We wanted to be back in Jerusalem for Yom Yerushalayim and Israel's new and only toll road made the motzei Shabbat (Saturday night) drive a breeze.  Yom Yerushalayim (Jerusalem Day) celebrates the reunification of Jerusalem after the 1967 Six Day War.  We enjoyed watching throngs of young people marching with flags, dance and sing down King George Street and of course fireworks at night.  We also went on a tour of the Jerusalem Municipality buildings, which was a fascinating lesson in the history of the buildings, as well as the various characters that ruled and owned land from the mid-1800s until today.  

While Jerusalem is under Israeli control, we continue to pray for the time when it will live up to its name -  “yiru shalem, they shall see peace.”

Yom Yerushalayim street scene

Tuesday, May 1, 2012

Jerusalem's Candy Man

“Never take candy from a stranger.” We drill that lesson into our children from the time they are toddlers. We read about it in Bernstein Bears books and speak about it at preschool. We hear about strangers hiding razor blades in candy. And so we repeat our dire warning: “Never take candy from a stranger. Ever!”


On Yom Ha'atzmaut, Israelis celebrated Independence Day with a day of barbecuing. We headed out to a local park to take in the scene. We sat down on a bench to eat granola bars and jealously breathed in “reiah nikhoah,” the pleasing odor of Jerusalem grills. After a minute or two, an old man shuffled toward us with the help of his cane.  He approached Micah and asked if he could have the large, inflatable hammer Micah was holding. The hammer was a treat Micah received from his generous uncle Aaron at the previous night’s festivities. He had taken it along for the walk to the park. Truthfully, I was more than happy for Micah to give it away -- it would be one less excuse for him to bop his brothers (and parents).

The old man repeated his request to have the hammer and a confused seven year old handed it over with some hesitation. The old man thanked Micah, reached into his pocket and took out a cherry flavored toffee. Amazingly, the other brothers perked up at that moment -- just in time for each of them to receive their special treat.

As the “can-I-eat-it?” chorus erupted and Esther and I glanced that knowing parent, never-take-candy-from-a-stranger glance, the old man lifted his hands and intoned: “Yivarekhekha adonai v’yishmarekha, May the Lord bless you and keep you.
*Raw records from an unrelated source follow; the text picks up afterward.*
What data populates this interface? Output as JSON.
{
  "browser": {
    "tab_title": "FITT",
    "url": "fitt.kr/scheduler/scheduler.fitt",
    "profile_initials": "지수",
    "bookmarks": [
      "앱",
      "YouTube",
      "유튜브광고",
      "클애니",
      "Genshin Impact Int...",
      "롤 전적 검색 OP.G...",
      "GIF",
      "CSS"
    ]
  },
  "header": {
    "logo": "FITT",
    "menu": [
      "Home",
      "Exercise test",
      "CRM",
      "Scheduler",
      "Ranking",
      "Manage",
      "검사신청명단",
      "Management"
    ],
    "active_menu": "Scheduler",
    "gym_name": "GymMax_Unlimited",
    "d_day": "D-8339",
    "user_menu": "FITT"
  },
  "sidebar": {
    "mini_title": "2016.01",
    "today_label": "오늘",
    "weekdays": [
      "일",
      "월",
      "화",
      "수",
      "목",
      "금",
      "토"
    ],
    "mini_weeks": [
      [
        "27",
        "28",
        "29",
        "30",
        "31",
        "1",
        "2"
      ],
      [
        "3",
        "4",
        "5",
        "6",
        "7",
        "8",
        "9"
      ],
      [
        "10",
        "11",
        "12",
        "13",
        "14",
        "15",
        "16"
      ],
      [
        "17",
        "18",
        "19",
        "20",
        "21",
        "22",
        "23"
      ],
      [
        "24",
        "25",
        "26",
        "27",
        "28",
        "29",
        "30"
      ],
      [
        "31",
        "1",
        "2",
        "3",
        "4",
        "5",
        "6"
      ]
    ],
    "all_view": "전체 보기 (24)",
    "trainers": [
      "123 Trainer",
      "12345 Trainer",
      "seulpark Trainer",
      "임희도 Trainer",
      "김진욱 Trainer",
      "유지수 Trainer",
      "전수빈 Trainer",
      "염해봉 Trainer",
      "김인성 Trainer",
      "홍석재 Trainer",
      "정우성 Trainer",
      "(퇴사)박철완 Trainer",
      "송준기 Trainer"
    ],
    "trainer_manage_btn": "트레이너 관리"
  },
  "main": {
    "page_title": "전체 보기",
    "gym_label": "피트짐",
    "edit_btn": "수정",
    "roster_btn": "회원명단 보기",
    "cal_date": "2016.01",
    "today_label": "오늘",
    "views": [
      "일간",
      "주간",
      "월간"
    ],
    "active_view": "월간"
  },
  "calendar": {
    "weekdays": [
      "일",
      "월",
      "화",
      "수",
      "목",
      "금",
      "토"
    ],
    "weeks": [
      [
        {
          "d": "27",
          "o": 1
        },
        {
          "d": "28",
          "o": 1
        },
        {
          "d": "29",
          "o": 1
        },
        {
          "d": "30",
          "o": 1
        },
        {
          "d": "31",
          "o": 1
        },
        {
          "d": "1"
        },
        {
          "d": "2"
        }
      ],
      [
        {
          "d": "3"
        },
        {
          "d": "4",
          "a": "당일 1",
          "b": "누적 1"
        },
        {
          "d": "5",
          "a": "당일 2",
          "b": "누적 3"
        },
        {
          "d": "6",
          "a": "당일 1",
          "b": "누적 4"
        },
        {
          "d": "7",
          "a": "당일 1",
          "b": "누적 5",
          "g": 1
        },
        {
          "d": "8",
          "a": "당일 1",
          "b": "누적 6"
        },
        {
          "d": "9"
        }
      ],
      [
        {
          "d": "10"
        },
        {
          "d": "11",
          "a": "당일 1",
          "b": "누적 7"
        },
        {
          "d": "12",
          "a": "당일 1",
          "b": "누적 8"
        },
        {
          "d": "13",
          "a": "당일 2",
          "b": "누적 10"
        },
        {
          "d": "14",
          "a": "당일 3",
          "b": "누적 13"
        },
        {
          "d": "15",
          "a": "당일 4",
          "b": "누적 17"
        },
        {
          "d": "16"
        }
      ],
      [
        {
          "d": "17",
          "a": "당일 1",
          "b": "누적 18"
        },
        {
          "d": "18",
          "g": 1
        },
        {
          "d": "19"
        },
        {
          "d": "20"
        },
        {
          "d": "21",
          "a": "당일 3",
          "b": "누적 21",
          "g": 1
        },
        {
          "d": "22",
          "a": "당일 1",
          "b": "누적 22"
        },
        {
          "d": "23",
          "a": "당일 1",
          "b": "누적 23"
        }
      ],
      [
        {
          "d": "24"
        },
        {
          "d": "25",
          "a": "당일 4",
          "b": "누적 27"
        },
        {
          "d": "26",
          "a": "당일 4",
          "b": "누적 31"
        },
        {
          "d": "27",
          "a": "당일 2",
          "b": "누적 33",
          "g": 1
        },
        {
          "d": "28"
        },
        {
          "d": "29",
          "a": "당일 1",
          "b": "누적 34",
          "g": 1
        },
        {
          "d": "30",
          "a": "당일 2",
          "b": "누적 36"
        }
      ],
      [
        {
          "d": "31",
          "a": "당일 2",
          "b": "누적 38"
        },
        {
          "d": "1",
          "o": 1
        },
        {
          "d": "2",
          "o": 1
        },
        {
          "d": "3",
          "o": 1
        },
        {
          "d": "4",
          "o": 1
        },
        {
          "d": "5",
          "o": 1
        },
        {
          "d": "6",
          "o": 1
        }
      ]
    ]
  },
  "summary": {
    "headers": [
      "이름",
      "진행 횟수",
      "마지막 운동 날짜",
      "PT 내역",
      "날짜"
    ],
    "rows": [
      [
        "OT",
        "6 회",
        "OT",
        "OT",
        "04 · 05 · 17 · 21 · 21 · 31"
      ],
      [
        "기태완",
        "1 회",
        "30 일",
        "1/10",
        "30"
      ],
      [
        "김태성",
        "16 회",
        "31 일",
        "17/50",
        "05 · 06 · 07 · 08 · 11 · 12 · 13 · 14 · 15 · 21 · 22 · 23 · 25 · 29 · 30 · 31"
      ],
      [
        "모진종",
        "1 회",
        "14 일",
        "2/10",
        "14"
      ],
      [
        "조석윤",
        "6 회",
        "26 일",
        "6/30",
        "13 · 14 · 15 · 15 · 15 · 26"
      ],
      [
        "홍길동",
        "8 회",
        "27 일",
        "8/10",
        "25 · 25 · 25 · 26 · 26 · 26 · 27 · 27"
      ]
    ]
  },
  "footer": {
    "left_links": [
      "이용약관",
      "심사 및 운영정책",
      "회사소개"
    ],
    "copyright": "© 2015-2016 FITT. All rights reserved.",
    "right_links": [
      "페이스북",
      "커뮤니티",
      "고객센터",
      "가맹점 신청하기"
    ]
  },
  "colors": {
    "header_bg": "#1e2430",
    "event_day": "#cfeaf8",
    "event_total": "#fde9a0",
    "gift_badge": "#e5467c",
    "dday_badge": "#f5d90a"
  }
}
May the Lord be gracious unto you. May the Lord show you kindness and grand you peace.” He then mumbled something about the joy that will be felt at Micah’s wedding.

            Are you really going to tell your kids that they can’t eat the candy from an old Jerusalemite man who just blessed them with birkat kohanim? To them, this might just have been Eliyahu Hanavi.

“Yes, you can eat it,” we said.

The man wished us a “hag sameiah” and a “Shabbat Shalom.” And to my dismay, he handed Micah back the large, inflatable hammer. He then shuffled off to prune a nearby rosemary bush -- that he might have a sweet smelling herbs for Shabbat.

“Never take candy from a stranger.” Yes. But as our siddur reminds us, “haverim kol Yisrael,” there are no strangers among Jews. We are family.  And in special places like the Holy City of Jerusalem, strangers offer sweet words of prayer with the candy they give away.

Micah, Amichai and Koby resting during our Yom Ha'atzmaut neighborhood stroll.  Treasured inflatable hammer is being held by Amichai

Yom Ha'atzmaut ceremony at the elementary school.

Yonah and Amichai at one of our local parks.